Remarks at the Fordham Corporate Law Center Lecture, New York.
The U.S. economic outlook
Remarks at the Washington and Lee University H. Parker Willis Lecture in Political Economics, Lexington, Virginia.
Defaults and losses on commercial real estate bonds during the Great Depression era
We employ a unique data set of public commercial real estate (CRE) bonds issued during the Great Depression era (1920-32) to determine their frequency of default and total loss given default. Default rates on these bonds far exceeded those originated in subsequent periods, driven in part by the greater economic stress of the Depression as well as the lower level of financial sophistication of investors and structures that prevailed in 1920-32. Our results confirm that making loans with higher loan-to-value ratios results in higher rates of default and loss. They also support the business ...
Housing and the economic recovery
Remarks at the New Jersey Bankers Association Economic Forum, Iselin, New Jersey.
The U.S. financial system: where we have been, where we are and where we need to go
Remarks at the Reserve Bank of Australia's 50th Anniversary Symposium, Sydney, Australia.
Real estate investors, the leverage cycle, and the housing market crisis
We explore a mostly undocumented but important dimension of the housing market crisis: the role played by real estate investors. Using unique credit-report data, we document large increases in the share of purchases, and subsequently delinquencies, by real estate investors. In states that experienced the largest housing booms and busts, at the peak of the market almost half of purchase mortgage originations were associated with investors. In part by apparently misreporting their intentions to occupy the property, investors took on more leverage, contributing to higher rates of default. Our ...

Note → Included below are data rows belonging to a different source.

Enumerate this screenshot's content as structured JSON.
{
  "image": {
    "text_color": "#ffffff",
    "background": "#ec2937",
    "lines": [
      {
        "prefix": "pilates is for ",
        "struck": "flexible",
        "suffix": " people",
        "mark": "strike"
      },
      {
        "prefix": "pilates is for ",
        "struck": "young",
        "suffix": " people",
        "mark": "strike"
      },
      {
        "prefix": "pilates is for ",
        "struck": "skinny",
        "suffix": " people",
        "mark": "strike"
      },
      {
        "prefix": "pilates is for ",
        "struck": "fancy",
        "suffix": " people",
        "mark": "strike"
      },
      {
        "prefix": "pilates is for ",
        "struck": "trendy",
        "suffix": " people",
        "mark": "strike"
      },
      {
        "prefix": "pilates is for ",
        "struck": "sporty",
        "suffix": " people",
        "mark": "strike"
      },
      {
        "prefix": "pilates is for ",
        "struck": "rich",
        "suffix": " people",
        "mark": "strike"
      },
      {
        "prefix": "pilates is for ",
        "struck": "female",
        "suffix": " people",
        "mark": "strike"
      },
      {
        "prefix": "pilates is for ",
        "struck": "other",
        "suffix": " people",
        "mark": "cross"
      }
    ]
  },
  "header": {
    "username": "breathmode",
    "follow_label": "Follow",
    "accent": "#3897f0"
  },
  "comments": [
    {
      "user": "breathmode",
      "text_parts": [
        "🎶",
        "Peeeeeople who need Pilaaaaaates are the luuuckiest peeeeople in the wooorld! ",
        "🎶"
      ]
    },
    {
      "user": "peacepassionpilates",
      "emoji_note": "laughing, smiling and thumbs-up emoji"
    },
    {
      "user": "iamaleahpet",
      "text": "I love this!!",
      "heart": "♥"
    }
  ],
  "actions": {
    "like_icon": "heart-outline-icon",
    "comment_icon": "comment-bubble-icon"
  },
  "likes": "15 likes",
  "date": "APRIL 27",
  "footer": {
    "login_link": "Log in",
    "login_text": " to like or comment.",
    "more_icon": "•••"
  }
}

How a real estate law has driven up farmland prices.
Time and risk diversification in real estate investments: assessing the ex post economic value

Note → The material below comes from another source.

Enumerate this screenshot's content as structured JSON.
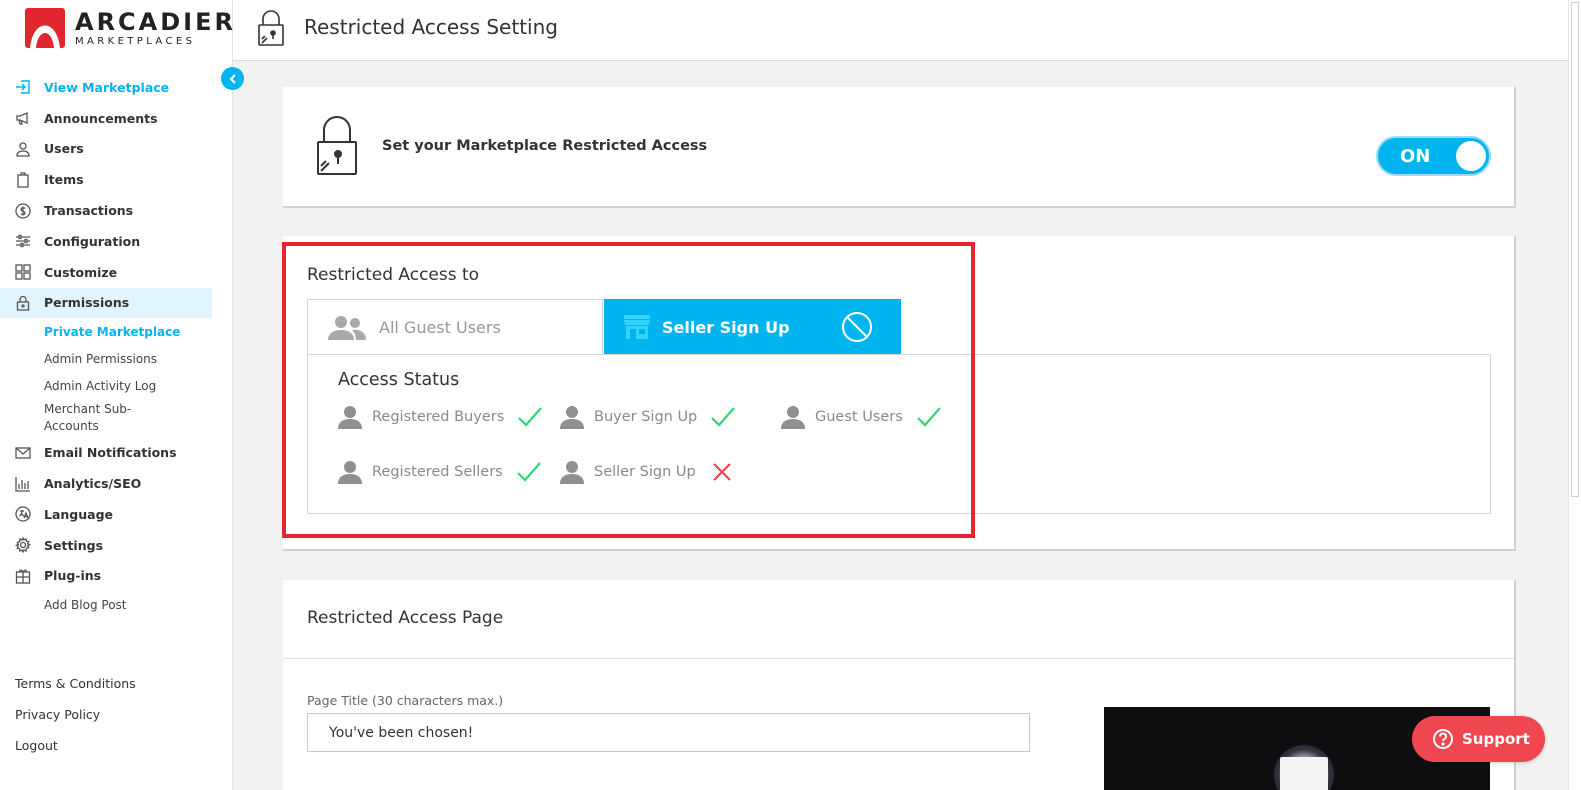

Welfare gains to long-horizon investors may derive from time diversification that exploits non-zero intertemporal return correlations associated with predictable returns. Real estate may thus become more desirable if its returns are negatively serially correlated. While it could be important for long horizon investors, time diversification has been mostly investigated in asset menus without real estate and focusing on in-sample experiments. This paper evaluates ex post, out-of-sample gains from diversification when E-REITs belong to the investment opportunity set. We find that diversification ...
Investing for the long-run in European real estate
We calculate optimal portfolio choices for a long-horizon, risk-averse investor who diversifies among European stocks, bonds, real estate, and cash, when excess asset returns are predictable. Simulations are performed for scenarios involving different risk aversion levels, horizons, and statistical models capturing predictability in risk premia. Importantly, under one of the scenarios, the investor takes into account the parameter uncertainty implied by the use of estimated coefficients to characterize predictability. We find that real estate ought to play a significant role in optimal ...
Real estate in the U.S. economy
Industrial Asset Management Council Convention, St. Louis, Oct. 9, 2007